Starting Nov 1st, I would be conducting the program on ‘Driving User Retention’. You can check it here — https://bit.ly/3eqtibe
How to Be Good at CopyWriting
So how do you write a good copy? Here are 9 basic things to keep in mind while doing so. You don’t need to remember all of it, you can always bookmark and come back to reference it while you are working on a copy. For now, understand why each of them is important and helps in good copywriting. Let’s go!
Spend a lot of time on headlines. Write it and then rewrite it. Re-write 10-20 versions of the headline. The components of a good headline are:
Showing the benefit
Making readers curious
Keep it short. Blaise Pascal famously wrote: I would have written a shorter letter, but I did not have the time” One way Apple does it beautifully is by focusing on one idea. By keeping the focus on one idea, Apple can communicate its message effectively. Here is one from iPhone 14
Show what can you do ‘for the end user’: No one cares what you can do. Everyone cares what you can do for them. A famous one from Apple is ‘1000 songs in a pocket’. Another one from Apple in recent times,
Simplify by using an analogy. Analogies help users understand how the product helps by connecting something complicated with something known. Here is another one from Apple.
Avoid the passive voice. This is true about writing in general. Stephen King wrote about it, and so did Strunk and White wrote about it in The Elements of Style. Need a ridiculous example? Here is the Nike slogan in active and passive voice.
Create tension. Conflict creates interest. Create tension in the headline if possible.
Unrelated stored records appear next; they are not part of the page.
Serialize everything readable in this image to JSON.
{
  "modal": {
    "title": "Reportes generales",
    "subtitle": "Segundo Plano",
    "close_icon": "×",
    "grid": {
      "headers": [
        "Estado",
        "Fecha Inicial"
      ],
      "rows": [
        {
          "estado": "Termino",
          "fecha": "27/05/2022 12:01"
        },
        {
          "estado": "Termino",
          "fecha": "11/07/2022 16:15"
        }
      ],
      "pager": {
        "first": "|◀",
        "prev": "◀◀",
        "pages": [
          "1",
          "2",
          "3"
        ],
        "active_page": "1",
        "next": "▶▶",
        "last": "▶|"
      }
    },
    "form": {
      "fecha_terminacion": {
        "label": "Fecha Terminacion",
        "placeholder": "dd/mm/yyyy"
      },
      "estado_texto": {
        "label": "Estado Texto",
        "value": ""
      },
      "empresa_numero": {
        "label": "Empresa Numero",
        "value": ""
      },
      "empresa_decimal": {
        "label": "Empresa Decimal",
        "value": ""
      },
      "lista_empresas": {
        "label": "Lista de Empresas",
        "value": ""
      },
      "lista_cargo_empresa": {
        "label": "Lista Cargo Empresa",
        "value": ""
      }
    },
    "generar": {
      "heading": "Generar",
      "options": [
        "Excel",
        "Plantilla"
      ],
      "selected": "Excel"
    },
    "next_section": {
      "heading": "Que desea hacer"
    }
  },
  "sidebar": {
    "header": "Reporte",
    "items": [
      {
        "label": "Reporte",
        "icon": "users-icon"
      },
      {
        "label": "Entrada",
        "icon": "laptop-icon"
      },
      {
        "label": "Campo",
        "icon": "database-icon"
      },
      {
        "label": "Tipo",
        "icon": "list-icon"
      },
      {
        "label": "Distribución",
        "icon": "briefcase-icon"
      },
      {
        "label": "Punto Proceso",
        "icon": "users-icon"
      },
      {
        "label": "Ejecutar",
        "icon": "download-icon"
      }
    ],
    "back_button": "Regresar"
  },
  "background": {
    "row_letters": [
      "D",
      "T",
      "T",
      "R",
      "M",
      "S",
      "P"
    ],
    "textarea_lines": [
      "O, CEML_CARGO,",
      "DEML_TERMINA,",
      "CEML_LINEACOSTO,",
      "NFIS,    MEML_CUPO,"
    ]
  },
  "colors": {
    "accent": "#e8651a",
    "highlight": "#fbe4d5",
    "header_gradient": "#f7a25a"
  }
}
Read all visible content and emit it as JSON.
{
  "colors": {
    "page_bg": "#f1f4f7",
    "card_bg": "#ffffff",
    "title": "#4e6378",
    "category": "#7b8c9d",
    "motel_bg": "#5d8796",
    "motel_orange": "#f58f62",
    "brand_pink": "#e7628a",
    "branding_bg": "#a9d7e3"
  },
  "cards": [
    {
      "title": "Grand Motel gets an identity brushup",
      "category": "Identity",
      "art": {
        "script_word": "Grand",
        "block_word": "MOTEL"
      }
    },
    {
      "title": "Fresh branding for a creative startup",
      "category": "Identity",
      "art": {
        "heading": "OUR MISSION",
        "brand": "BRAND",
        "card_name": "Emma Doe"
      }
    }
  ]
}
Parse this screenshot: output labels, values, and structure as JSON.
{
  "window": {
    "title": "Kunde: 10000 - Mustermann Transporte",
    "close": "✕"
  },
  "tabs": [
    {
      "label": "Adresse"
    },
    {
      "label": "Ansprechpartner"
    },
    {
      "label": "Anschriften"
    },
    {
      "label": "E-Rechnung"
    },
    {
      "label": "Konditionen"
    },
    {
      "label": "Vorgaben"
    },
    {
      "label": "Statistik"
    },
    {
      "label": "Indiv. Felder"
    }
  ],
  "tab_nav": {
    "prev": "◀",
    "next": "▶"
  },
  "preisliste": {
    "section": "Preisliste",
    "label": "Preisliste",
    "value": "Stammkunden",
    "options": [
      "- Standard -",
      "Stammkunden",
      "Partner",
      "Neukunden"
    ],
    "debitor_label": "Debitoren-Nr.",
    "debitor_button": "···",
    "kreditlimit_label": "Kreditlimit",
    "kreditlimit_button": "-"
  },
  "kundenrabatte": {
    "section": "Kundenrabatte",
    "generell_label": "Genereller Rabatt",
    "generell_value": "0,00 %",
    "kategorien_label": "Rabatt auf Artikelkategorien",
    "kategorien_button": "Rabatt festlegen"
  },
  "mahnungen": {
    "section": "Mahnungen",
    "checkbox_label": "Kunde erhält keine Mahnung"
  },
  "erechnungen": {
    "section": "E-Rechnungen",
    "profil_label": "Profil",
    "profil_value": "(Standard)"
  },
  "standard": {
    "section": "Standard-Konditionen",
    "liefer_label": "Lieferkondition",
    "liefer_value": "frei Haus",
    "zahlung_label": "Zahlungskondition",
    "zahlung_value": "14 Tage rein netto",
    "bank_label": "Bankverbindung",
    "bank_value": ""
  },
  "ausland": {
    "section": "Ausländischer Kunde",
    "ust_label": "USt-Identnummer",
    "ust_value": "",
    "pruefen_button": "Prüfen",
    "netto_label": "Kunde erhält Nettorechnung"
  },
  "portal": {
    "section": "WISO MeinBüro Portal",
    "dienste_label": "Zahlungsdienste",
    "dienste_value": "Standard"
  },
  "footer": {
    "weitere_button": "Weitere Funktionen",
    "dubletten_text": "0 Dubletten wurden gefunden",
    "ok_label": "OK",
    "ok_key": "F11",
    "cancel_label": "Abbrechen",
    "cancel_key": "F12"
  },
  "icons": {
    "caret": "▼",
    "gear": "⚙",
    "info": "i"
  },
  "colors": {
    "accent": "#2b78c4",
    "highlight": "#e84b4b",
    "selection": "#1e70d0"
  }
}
An example of this is the book I wrote ‘Tech Simplified’. Tech is an inherently complex topic. Simplified doesn’t go naturally with that and creates a conflict. That gets people interested because it’s a big promise in that sense.
Add alliteration and rhyming while listing benefits. Rhymes have a great effect on people when they read them. I haven’t met anyone who doesn’t like rhymes. You can find alliteration in many famous brands — Dunkin Donuts, Gold Gym, Coca-Cola etc. Here is a rhyming done well by Gillette. Can you figure out where they can improve in the image below? (Hint: it ties to point #8)
Make them take action. Don't just get them to read. Get them to take the next step. Use words that drive action. Remember what we said at the beginning of this post -great copywriting moves people, sometimes literally out of their homes. The call-to-action should include strong, specific action.
Tackle the anti-stories. Every customer has concerns before they buy a product. It could be price, safety, durability, warranty, privacy, etc. Address these concerns directly to build trust. This will reassure buyers that they’re making the right decision. iPhone users complain about breaking their screens. Apple presents its new screen as “tougher than any smartphone glass.” Airbnb does it via air cover.
The 9 tips shared above can help you become an effective PM who writes good copy. This would help with product experience and sales both. That said, I know a lot of people who have already read at least part of what I have written above and are still terrible at copywriting.
Why You Would Still Be Terrible at Copywriting
The advice I shared is available a few google searches away for everyone to read. But even then, PMs are still terrible at copywriting because of two reasons. First, they don’t feel it’s their job. Hopefully, I have changed that through this post.
The other reason is that they don’t take deliberate action in improving their skills. To start with, most people are bad at copywriting. And if you aren’t good at something, you would always avoid doing it. Further, knowing ‘how-to’ doesn’t help in good copywriting. What that means is that merely reading this post isn’t going to make you better. The only way to become better accepting you would be terrible at it when you are starting, and keep practicing. Write 100 terrible headlines, and 101st has a chance to be amazing.
With this, I would close this post. In the next one, I would be writing about advanced tips for copywriting. See you then,